Perhaps one of the most important aspects needed to determine when reading a novel is identifying who the characters are. However, introducing a character is not as simple as it sounds. David Lodge emphasizes the complexity of introducing a character in one of his chapters from “The Art of Fiction”. The points made by David Lodge become very apparent when reading Paradise of the Blind.
David Lodge starts his chapter by providing a passage from “Goodbye to Berlin” to give readers an idea how to introduce a character. David Lodge explains that introducing a character depends on the role of the character being introduced; for example, they could flat, minor, or major characters (Lodge 67). Lodge mentions that the most common way to introduce a character in older fiction is by providing a physical description and giving a biographical summary (68).Although in in modern fiction, the author usually chooses to develop the character throughout the story (69). In modern fiction, the author usually explains the characters actions to let the readers observe the characters sense of personality.
In Paradise of the Blind, the author, Duong Thu Huong begins the story by providing a description on the dressing attire and their obvious body attributes. The very first character introduced is Madame Vera. The author mentions her “enormous old head” and her “cheap perfume”. Later, the readers meet Hang, who is also the main character and narrator. Hang begins the story stating that she is ill and that she walks like a hunchback wearing a very baggy shirt and that it isn’t necessary for her to look good because there are no men who would care to stare. In these two instances, it is obvious that the technique of older fiction is being used due to the describing of character physical appearances.

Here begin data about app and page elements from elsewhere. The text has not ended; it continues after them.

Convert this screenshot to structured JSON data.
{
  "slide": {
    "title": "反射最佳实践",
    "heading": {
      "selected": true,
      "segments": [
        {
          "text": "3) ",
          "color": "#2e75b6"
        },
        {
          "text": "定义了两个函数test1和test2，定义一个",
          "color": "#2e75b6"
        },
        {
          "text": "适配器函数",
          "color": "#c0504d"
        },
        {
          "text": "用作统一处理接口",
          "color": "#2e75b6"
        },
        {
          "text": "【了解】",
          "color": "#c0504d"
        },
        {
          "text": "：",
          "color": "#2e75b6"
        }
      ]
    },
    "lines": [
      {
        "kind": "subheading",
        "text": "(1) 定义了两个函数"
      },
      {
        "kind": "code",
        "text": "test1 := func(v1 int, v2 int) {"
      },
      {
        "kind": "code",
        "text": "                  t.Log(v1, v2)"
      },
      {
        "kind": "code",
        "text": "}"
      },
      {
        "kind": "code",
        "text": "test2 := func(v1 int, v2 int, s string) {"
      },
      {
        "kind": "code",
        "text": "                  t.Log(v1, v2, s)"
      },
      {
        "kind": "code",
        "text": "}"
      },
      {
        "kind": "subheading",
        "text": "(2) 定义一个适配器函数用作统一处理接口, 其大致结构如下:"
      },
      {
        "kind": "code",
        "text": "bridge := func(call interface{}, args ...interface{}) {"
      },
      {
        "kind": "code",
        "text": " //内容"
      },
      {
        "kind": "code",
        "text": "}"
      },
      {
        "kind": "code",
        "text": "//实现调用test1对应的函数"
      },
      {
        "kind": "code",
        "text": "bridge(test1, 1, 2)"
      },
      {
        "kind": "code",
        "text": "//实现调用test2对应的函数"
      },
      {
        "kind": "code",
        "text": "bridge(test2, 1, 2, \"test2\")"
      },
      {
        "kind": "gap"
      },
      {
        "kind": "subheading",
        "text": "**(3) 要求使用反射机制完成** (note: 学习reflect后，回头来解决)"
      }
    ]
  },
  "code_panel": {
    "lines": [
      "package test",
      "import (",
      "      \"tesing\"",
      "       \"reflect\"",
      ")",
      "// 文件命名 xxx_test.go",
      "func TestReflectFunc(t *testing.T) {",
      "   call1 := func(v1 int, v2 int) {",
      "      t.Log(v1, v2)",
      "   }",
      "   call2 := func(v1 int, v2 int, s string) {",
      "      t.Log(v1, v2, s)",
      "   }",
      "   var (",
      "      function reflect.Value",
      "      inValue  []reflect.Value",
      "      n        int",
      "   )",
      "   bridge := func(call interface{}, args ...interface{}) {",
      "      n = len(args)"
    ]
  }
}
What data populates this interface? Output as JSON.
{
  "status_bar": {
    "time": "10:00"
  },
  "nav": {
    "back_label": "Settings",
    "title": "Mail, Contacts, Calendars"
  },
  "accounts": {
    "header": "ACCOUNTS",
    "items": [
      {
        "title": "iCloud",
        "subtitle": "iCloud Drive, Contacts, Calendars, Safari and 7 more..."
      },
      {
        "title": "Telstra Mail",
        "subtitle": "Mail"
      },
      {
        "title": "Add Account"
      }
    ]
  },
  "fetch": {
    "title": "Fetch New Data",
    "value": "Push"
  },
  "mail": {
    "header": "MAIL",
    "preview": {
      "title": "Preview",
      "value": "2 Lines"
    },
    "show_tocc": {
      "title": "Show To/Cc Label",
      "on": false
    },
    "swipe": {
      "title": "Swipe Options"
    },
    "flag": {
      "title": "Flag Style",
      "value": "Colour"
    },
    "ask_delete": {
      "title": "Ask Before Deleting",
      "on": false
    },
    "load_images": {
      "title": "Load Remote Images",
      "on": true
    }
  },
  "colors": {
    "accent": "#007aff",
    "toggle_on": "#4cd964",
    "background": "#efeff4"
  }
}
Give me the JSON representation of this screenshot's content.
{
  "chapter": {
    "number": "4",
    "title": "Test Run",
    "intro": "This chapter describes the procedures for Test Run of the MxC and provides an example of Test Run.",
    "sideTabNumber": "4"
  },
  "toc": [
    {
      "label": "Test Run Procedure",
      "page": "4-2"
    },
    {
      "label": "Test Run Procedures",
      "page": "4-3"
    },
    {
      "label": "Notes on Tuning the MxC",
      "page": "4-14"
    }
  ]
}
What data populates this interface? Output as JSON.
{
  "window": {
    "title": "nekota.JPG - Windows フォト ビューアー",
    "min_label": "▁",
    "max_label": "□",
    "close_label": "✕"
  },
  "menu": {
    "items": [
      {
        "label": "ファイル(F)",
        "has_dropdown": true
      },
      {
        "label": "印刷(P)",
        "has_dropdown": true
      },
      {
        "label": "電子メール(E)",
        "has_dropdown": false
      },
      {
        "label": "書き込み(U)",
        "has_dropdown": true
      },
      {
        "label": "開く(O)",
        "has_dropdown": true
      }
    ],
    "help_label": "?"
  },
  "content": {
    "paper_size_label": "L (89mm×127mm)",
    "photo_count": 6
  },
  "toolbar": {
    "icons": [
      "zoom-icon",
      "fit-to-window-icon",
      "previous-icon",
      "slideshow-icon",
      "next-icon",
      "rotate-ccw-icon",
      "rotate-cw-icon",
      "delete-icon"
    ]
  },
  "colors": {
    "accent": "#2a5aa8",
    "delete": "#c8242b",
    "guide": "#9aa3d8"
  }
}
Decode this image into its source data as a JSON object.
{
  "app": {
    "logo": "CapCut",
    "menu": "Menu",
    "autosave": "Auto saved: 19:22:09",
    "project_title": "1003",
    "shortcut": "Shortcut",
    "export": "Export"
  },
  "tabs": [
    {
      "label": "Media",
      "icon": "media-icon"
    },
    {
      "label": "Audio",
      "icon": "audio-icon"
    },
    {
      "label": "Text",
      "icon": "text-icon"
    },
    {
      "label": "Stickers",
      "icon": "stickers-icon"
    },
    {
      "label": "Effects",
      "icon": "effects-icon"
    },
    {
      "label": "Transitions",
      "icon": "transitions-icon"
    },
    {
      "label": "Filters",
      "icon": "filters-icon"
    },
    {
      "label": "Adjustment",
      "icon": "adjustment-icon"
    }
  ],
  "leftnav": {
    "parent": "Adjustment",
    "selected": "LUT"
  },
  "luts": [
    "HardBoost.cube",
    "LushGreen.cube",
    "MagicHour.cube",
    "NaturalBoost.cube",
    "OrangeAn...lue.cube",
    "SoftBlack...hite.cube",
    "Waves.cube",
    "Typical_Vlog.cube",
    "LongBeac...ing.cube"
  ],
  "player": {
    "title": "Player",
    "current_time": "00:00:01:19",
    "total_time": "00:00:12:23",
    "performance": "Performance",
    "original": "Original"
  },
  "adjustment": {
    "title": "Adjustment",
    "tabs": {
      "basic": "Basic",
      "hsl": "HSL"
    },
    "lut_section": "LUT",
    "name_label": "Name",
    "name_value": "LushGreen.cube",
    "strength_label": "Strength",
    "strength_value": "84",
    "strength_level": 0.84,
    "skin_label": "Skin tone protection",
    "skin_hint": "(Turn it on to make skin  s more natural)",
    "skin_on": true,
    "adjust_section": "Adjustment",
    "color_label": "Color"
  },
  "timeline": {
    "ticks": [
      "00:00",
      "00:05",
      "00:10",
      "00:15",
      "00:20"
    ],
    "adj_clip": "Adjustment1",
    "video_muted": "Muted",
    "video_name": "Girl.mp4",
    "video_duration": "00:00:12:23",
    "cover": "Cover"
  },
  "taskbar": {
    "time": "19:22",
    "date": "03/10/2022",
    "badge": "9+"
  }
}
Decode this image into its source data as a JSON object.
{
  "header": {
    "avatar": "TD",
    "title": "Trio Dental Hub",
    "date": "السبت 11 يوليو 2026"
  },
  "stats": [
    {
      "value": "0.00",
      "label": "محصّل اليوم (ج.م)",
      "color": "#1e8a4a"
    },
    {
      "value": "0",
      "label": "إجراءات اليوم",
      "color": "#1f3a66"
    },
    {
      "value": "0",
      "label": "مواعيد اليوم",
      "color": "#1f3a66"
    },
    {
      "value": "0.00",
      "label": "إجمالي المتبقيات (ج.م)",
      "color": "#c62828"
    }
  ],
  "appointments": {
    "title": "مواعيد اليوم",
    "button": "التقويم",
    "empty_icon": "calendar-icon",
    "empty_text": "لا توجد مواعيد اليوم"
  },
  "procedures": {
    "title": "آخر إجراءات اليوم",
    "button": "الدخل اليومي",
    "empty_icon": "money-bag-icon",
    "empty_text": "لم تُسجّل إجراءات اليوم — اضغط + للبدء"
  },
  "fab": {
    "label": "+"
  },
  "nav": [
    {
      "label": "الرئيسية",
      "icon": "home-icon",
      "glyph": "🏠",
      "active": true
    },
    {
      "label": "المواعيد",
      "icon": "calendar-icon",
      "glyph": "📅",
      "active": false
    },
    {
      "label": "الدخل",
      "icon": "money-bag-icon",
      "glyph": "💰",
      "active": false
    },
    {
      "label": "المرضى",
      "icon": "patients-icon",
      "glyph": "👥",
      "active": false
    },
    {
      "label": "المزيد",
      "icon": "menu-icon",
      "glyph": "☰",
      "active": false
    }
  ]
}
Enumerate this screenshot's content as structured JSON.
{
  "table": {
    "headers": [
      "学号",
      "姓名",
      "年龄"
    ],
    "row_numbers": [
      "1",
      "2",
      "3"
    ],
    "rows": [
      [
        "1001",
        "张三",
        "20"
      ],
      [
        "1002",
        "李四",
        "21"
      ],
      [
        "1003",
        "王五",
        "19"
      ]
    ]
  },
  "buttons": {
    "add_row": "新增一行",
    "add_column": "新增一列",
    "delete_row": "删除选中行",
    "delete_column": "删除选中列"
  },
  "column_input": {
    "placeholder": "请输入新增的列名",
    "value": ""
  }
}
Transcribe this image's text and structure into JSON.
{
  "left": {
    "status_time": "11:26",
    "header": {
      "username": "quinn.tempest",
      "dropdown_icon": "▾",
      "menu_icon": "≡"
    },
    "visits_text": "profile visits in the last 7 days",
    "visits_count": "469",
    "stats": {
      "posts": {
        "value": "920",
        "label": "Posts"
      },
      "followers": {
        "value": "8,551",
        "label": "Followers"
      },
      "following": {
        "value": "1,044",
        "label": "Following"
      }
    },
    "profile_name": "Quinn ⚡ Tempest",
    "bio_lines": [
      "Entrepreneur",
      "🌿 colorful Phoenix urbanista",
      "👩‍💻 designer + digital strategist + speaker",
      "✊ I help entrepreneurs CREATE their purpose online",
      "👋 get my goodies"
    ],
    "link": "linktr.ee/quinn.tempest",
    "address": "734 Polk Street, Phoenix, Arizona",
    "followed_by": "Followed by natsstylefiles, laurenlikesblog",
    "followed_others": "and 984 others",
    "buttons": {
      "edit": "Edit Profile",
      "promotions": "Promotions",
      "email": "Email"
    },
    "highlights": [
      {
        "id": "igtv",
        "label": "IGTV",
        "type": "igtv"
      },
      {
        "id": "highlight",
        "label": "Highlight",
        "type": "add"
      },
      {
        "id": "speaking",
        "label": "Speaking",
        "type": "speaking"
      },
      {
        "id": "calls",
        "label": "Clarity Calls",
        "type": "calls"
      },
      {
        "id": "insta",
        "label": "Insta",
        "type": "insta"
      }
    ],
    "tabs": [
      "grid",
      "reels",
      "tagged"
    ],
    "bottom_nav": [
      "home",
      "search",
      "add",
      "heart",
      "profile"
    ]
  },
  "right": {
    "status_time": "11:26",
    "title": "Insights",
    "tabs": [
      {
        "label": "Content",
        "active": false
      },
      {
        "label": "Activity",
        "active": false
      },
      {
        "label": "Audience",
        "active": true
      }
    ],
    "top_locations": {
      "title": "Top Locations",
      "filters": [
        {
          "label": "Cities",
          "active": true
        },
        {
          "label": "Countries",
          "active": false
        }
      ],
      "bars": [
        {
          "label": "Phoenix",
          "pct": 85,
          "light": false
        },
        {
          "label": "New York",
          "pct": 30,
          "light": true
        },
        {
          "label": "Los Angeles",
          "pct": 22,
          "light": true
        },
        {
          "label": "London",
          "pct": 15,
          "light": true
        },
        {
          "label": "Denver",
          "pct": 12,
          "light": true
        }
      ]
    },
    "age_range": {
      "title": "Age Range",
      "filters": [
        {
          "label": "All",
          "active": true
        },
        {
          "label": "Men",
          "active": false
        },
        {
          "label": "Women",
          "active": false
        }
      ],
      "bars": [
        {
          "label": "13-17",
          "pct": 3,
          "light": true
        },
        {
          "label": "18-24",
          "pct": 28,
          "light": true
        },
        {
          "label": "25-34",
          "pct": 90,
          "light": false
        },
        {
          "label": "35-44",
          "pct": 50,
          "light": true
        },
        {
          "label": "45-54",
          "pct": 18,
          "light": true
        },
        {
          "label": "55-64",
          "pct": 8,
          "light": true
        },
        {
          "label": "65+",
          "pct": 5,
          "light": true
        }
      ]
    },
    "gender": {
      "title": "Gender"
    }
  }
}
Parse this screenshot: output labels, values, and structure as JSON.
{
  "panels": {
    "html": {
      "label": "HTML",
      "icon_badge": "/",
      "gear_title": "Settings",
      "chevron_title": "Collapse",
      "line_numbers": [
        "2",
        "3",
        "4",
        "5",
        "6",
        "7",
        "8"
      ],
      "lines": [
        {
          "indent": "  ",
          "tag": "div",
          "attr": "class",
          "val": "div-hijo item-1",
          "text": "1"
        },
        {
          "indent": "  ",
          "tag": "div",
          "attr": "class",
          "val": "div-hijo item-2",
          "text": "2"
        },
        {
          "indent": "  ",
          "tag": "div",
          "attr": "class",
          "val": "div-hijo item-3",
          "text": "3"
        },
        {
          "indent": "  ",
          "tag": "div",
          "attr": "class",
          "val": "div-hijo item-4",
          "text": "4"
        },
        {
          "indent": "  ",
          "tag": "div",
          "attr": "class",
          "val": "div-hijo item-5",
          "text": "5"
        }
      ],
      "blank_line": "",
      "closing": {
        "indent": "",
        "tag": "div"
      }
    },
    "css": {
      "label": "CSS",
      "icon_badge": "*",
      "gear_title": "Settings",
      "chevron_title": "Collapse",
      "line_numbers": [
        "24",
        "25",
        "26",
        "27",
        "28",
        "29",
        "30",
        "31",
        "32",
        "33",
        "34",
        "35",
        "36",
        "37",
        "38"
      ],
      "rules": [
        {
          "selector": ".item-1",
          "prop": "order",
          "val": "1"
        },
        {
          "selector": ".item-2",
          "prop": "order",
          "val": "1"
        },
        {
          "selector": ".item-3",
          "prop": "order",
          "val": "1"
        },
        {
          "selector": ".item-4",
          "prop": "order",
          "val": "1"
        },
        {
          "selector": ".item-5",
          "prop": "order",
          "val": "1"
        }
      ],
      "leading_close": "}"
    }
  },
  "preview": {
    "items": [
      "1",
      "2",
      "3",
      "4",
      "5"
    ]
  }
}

As the novel progresses, characters in this novel begin to establish themselves more and more. Hang’s personality is developed throughout the novel. She gives the readers glimpses of what she feels and thinks. For example, in the first chapter, Hang stays silent multiple times when being in a conversation with her roommate. This builds up to the characters thoughts and contemplations. Other major characters such as the Aunt Tam and Hang’s mother, Que are being introduced throughout the entire story. With these introduced characters, certain aspects begin to factor into the play, such as jealousy and influence. In chapter 4, Hang states “Since Aunt Tam had come into our life, Mother had stopped doting on me and calling her ‘dear child.’ She had become distant and reserved”. This novel also brings up the idea and mindset of male dominance with certain characters. Uncle Chinh mentions a remark on his sister Que, stating “I cannot have a lousy street vender for a sister”. In this moment of the novel, Uncle Chinh expresses the disgrace in his own family due to their occupation, for he was once a leader in his village that was highly praised.